In other cities, this type has been permanently withdrawn, and only a handful of examples survive today. Their imports stopped in 1981 due to the Romanian austerity policies that imposed a "no imports" rule for public transport vehicles, being replaced by Timiș 2 trams.

T4YU[edit]

T4YU in Zagreb

The Yugoslav T4s was delivered starting from 1967. The two motor coaches delivered for the then Yugoslav, now Serbian, capital Belgrade used electrical equipment of the T4D. One car came back to Prague a short time later, and was used for excursion trips. The other was rebuilt as a trailer car and shipped to Halle (Saale). In 1972, twenty T4s were delivered to Belgrade with Soviet equipment, and were used by Belgrade tram network from 1972 till 1991.

Second largest Yugoslav city, today Croatian capital Zagreb, bought 95 vehicles between 1976 and 1982, 60 of them being still in use as of January 2012. Zagreb cars are similar in their electrical equipment to the German variant.

Nowadays, in Germany, only one T4YU is used, more preciselly in Halle, a vehicle which was donated by Dresden.

Production[edit]

2,635 trams were produced from 1967 to 1987 and delivered to:[2]

Country City Type Delivery years Number Fleet number
 Soviet Union Kaliningrad T4SU 1971 – 1979 223 101–323
Liepāja T4SU 1976 – 1979 15 201–215
Lviv T4SU 1972 – 1979 73 801–873
Tallinn T4SU 1973 – 1979 60 250–309
Vinnytsia T4SU 1971 – 1979 42 106–147
Zhytomyr T4SU 1977 – 1979 18
 Yugoslavia Belgrade T4YU 1967 – 1972 22 1–20, 111, 112
Zagreb T4YU 1976 – 1983 95 401–494
 East Germany Dresden T4D 1967 – 1984 572
Halle T4D 1968 – 1986 323 901–1223
Leipzig T4D 1968 – 1986 597 1601–2197
Magdeburg T4D 1968 – 1986 274 1001–1274
 Romania Arad T4R 1974 – 1981 100 80–179
Brailă T4R 1978 10 19–28
Bucharest T4R 1973 – 1975 130 3301–3431
Galați T4R 1978 10 61–70
Iași T4R 1978 – 1981 70 201–270
Total: 2,635

Note: This is the list of first owners.
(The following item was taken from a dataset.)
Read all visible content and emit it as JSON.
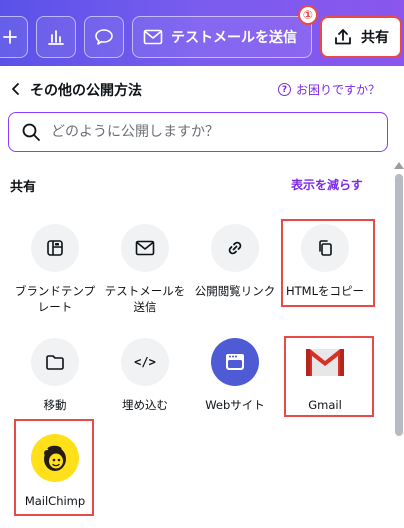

Stock may have later been resold to other cities not on this list.

Photo gallery[edit]

References[edit]

  1. ^ Arbeitsgemeinschaft Blickpunkt Strassenbahn. (2004), Strassenbahnatlas Rumänien 2004 : Strassenbahn, O-Bus, U-Bahn, Arbeitsgemeinsch. Blickpunkt Strassenbahn, ISBN 3926524235, OCLC 493036327, retrieved 2019-11-04
  2. ^ "Tatra T4 production list". Strassenbahnen-Online. Retrieved 2007-12-10.

External links[edit]